Liberation Day in Kuwait

Liberation Day in Kuwait is observed annually on February 26. This holiday commemorates the day when Kuwait was liberated from Iraqi occupation in 1991. It is celebrated with parades and public gatherings that are organized not only by the government but also by different religious and civic groups.

On this day, people also remember the hundreds of prisoners of war who still remain in the hands of Iraq. Since this holiday falls the day after National Day, most people celebrate both holidays as one long two-day holiday.

The History of Liberation Day in Kuwait

During the 17th century, Kuwait was established as a fishing village, but by the end of the 19th century, it had come under British control. Kuwait remained a British Protectorate until 1961 when it gained independence, and Abdullah Al-Salim Al-Sabah became the Emir of the country.

After a revenue dispute over an oil field, Iraqi troops invaded Kuwait on August 2, 1990. Simultaneously, Iraqi forces began bombing the city. Six days later, the government of Kuwait was replaced by an Iraqi governor.

The United Nations Security Council gave Iraq a deadline of January 15, 1991, to withdraw its forces from Kuwait. When the deadline passed without action from Iraq, Operation Desert Storm began—a coalition led by the United States. Iraqi forces were no match for coalition forces, and the ground war lasted only four days. By February 26, 1991, all Iraqi forces had left Kuwait.

Observing Liberation Day in Kuwait

This holiday is usually celebrated in conjunction with Kuwait’s National Day, allowing people to enjoy a two-day holiday. People celebrate this extended holiday with parades and public gatherings organized by various organizations and groups.
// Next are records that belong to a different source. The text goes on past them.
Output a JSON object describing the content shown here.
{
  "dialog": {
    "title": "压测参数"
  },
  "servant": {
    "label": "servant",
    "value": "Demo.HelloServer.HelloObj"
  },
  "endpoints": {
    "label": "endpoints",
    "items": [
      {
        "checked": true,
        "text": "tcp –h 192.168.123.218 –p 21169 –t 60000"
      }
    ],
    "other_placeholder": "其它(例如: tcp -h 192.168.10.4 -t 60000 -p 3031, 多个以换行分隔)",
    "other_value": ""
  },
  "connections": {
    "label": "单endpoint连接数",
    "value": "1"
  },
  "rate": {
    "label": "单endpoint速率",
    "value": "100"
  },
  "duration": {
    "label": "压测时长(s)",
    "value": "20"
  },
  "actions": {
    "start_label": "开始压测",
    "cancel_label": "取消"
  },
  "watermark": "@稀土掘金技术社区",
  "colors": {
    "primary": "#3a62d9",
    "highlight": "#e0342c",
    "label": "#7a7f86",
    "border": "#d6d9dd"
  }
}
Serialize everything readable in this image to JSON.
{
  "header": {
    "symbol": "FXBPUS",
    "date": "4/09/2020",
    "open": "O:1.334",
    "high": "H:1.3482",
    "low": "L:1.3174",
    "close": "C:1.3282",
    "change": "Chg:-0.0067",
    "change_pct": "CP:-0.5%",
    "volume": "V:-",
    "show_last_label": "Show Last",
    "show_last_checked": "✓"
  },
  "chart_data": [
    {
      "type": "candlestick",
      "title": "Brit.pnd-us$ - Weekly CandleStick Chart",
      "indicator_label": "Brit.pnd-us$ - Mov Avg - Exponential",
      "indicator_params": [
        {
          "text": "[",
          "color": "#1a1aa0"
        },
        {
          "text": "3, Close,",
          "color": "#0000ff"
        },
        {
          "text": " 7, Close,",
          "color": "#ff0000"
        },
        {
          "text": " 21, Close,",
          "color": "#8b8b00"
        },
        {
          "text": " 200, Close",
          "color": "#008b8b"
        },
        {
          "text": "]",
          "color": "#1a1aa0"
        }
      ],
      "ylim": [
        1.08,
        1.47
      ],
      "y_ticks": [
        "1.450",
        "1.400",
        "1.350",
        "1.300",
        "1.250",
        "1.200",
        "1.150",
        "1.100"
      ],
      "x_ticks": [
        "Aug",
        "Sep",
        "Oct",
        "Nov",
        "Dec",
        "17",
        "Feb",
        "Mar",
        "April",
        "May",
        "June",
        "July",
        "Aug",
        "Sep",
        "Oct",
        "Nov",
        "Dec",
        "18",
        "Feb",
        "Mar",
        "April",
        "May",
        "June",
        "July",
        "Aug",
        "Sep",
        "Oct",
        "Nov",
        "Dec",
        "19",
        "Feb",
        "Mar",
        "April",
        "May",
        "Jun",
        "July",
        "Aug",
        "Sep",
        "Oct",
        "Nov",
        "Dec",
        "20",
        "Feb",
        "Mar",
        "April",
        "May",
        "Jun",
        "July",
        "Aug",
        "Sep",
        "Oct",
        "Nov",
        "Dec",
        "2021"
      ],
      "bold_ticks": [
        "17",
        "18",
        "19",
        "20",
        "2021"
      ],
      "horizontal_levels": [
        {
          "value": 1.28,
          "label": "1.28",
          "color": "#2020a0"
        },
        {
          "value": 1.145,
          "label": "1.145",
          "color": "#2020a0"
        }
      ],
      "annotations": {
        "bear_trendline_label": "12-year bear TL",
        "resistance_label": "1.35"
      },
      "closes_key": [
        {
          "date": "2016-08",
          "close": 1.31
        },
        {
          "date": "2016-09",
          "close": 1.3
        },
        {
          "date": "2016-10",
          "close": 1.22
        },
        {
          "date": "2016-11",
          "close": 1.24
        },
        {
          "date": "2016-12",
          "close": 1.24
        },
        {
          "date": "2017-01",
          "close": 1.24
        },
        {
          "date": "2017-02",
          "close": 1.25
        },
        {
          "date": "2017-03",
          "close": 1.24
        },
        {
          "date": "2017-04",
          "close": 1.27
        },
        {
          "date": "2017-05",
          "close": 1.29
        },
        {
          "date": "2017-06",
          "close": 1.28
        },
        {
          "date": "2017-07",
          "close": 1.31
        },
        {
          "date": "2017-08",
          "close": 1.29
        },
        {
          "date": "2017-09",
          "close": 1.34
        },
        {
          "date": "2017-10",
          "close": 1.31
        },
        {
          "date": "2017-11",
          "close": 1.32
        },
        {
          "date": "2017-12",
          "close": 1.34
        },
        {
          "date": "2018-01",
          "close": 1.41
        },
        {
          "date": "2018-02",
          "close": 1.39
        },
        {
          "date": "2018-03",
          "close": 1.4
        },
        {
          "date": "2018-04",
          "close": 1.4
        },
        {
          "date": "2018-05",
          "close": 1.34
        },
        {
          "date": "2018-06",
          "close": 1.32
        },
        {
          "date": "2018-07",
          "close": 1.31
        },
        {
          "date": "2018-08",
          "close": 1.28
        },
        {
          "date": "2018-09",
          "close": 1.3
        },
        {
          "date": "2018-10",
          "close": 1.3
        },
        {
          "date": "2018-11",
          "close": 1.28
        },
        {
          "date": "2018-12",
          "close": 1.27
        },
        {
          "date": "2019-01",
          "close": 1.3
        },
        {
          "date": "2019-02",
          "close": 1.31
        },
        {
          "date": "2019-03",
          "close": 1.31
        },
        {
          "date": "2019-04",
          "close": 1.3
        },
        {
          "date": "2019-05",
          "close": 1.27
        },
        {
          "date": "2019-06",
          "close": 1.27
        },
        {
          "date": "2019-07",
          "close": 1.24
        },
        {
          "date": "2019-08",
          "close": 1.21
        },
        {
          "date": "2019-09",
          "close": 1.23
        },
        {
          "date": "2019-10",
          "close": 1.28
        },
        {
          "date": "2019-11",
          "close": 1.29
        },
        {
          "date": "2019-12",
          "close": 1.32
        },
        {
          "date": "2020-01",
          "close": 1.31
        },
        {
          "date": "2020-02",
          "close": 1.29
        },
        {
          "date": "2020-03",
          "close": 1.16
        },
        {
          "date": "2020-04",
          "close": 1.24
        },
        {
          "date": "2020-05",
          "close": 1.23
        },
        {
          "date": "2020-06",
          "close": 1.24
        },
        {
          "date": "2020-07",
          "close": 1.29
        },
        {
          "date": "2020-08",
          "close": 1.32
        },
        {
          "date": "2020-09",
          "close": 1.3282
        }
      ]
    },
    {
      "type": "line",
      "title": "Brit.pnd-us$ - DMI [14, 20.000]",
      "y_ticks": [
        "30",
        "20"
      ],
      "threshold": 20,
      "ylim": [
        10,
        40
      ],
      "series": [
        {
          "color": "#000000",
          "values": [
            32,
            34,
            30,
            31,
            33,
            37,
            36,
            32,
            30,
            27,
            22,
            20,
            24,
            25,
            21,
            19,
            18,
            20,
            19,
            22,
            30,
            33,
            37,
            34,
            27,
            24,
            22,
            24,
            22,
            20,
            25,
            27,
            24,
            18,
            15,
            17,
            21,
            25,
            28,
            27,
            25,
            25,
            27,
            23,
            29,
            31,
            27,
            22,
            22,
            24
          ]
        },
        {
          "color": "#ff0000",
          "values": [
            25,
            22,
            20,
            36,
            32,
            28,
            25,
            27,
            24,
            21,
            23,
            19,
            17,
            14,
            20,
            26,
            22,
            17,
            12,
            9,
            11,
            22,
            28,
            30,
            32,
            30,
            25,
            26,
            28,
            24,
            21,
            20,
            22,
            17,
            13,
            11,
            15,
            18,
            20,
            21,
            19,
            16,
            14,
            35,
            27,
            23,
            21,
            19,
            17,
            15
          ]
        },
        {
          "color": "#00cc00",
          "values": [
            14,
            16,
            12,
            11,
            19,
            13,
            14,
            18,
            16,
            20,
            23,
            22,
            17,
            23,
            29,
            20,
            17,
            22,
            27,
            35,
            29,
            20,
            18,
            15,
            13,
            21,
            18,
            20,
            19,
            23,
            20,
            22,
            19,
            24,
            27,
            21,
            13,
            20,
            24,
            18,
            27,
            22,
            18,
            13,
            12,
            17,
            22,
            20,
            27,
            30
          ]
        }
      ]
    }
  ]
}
It is a holiday also enjoyed with friends, family, and food.

Where is it celebrated?
Kuwait (Official holiday)
When is it?
This year (2024)
February 26 Monday
Next year (2025)
February 26 Wednesday
Last year (2023)
February 26 Sunday